The Midwest startup scene is like the little engine that could, and it’s chugging slowly and steadily up that mountain towards minted money. Perhaps someday soon it’ll get its own moniker to rival New York’s Silicon Alley and SoCal’s Silicon Beach. Silicon Prairie anyone? Times they are a’changing, what with Utah’s entrepreneurial Mormons, Detroit’s downtown tech revitalization, and Chicago’s startup ecosystem.
With the creeping growth of the Midwest tech industry, startups that set up shop in these places have to face a perennial question: how to recruit young talent away from the limelight, and into the middle of the country? I talked to five different entrepreneurs from Milwaukee to Detroit, and they all said that recruiting is getting easier, competition for hiring is less stiff than in Silicon Valley, and the talent pool is larger than you’d think.
“Are there good people in the Midwest? The answer is a resounding yes,” says Mike Vichich, co-founder of two Michigan based startups, Glyph and Wisely. Vichich rattled off a quick list of famous SV names who studied in or came from the Midwest — Google’s Larry Page, Twitter’s Dick Costolo, Foundry Group’s Jason Mendelson, IA Ventures’ Roger Ehrenberg, and Tony Fadell, one of the “fathers of the iPod.”

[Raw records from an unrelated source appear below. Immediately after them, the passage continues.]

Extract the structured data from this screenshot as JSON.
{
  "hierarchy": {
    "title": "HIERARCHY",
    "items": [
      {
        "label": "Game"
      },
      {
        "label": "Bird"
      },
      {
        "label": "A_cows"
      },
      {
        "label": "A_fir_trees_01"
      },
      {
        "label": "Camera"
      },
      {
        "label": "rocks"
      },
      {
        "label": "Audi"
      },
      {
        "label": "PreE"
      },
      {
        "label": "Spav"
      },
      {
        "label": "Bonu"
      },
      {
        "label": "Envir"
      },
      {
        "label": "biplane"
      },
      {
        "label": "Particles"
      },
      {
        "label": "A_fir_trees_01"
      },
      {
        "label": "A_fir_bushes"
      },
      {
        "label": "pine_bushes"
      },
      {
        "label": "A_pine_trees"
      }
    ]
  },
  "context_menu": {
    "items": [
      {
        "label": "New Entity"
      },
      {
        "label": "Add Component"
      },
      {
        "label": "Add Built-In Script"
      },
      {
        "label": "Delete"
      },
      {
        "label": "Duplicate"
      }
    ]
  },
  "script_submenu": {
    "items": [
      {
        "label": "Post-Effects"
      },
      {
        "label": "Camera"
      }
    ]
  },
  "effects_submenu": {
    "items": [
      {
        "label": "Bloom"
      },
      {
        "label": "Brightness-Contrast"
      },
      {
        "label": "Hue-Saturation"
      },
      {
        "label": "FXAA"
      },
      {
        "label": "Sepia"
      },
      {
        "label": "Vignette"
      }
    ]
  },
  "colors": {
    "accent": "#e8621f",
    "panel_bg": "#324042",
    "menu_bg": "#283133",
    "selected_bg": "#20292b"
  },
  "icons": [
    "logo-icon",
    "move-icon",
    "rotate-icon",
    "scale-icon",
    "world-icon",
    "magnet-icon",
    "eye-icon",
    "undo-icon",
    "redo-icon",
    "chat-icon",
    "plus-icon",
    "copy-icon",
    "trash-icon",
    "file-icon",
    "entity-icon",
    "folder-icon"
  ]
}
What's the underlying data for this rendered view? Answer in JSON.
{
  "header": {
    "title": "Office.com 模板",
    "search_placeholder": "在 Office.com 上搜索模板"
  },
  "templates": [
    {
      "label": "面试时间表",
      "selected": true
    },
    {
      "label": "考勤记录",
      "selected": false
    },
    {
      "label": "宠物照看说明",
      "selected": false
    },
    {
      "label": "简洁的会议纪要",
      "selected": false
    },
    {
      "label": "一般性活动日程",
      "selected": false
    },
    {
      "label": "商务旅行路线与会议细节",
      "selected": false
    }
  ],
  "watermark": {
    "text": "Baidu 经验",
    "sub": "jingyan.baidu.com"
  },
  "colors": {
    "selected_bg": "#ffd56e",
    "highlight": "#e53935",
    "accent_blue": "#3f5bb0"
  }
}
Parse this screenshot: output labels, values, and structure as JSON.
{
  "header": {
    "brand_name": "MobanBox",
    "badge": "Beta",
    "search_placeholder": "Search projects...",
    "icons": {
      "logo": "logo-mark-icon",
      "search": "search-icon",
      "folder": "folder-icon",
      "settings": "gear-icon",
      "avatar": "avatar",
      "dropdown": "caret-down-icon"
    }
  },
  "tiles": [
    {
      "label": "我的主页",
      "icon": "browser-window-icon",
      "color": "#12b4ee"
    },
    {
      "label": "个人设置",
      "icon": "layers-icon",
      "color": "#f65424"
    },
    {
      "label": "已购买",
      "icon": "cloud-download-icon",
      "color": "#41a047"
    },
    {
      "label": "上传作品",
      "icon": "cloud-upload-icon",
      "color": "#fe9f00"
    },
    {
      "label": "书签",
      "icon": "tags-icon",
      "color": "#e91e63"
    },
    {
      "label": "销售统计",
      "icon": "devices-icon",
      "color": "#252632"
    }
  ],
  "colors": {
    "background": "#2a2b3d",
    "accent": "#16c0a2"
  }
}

Vichich pointed out that the US News and World Report’s most recent rankings named Midwest universities like Carnegie Mellon, the University of Chicago, the University of Illinois, and the University of Michigan among the top computer science programs in the world. They didn’t quite beat out MIT or Stanford, although Carnegie Mellon got close.
Point being, there’s an adequate flow of talented engineers coming from schools in the Midwest, but in the past there wasn’t enough opportunity to keep them there. Most looking to work in tech graduated and went west.
Now, companies in the Midwest believe that’s starting to change. “We have a big comeback happening here in the Detroit area around tech,” Greg Schwartz of UpTo says. “A lot of people are excited to have a chance to impact the outcome in the city and urban environments.”
Despite top tier universities, the amount of talent is not as vast as it is on the coast. Companies have to be proactive in recruiting, and startups involved in the tech revival are reaching out to nearby colleges to try to snag graduating talent before it’s too late. “Our strategy is to locate yourself in Ann Arbor, have a cool product that smart and passionate students want to work on, and have them intern there so you can hire them when they graduate,” Wisely’s Vichich says. “Then you’ll have an awesome group of core engineers.”
Matt Lautz of Milwaukee’s CorvisaCloud focuses on growing and training talent who have never worked full-time for a startup before. “People who just graduated college have mentors who work with them for the first six months of their process,” Lautz says. “We’re open to the understanding of helping to get people where they need to be.”
Things haven’t changed enough in the Midwest startup scene to attract coastal talent. “They usually won’t [come out] unless they have roots in Michigan,” says Bob Marsh of LevelEleven. But there’s plenty of homegrown techies who would prefer to stay where they grew up if there’s opportunity for them to excel.
In some ways, it makes it easier to find top talent because there’s less companies out there fighting over the applicants. Schwartz says, “If we were in Silicon Valley competing with every other company in the consumer tech space that would be a different challenge.”
The founders cited quality of life, lower cost of living, cultural comfort, ease of raising a family, and closeness of relatives as reasons why Midwesterners choose to forgo the Coasts if given an opportunity to work for a startup closer to home. “They all play a role, but in our case it’s about seeing the vibrant Detroit landscape coming back,” Schwartz says. “In the darker days of Detroit it wouldn’t have been as easy a sell.”
[Image courtesy of Cliff]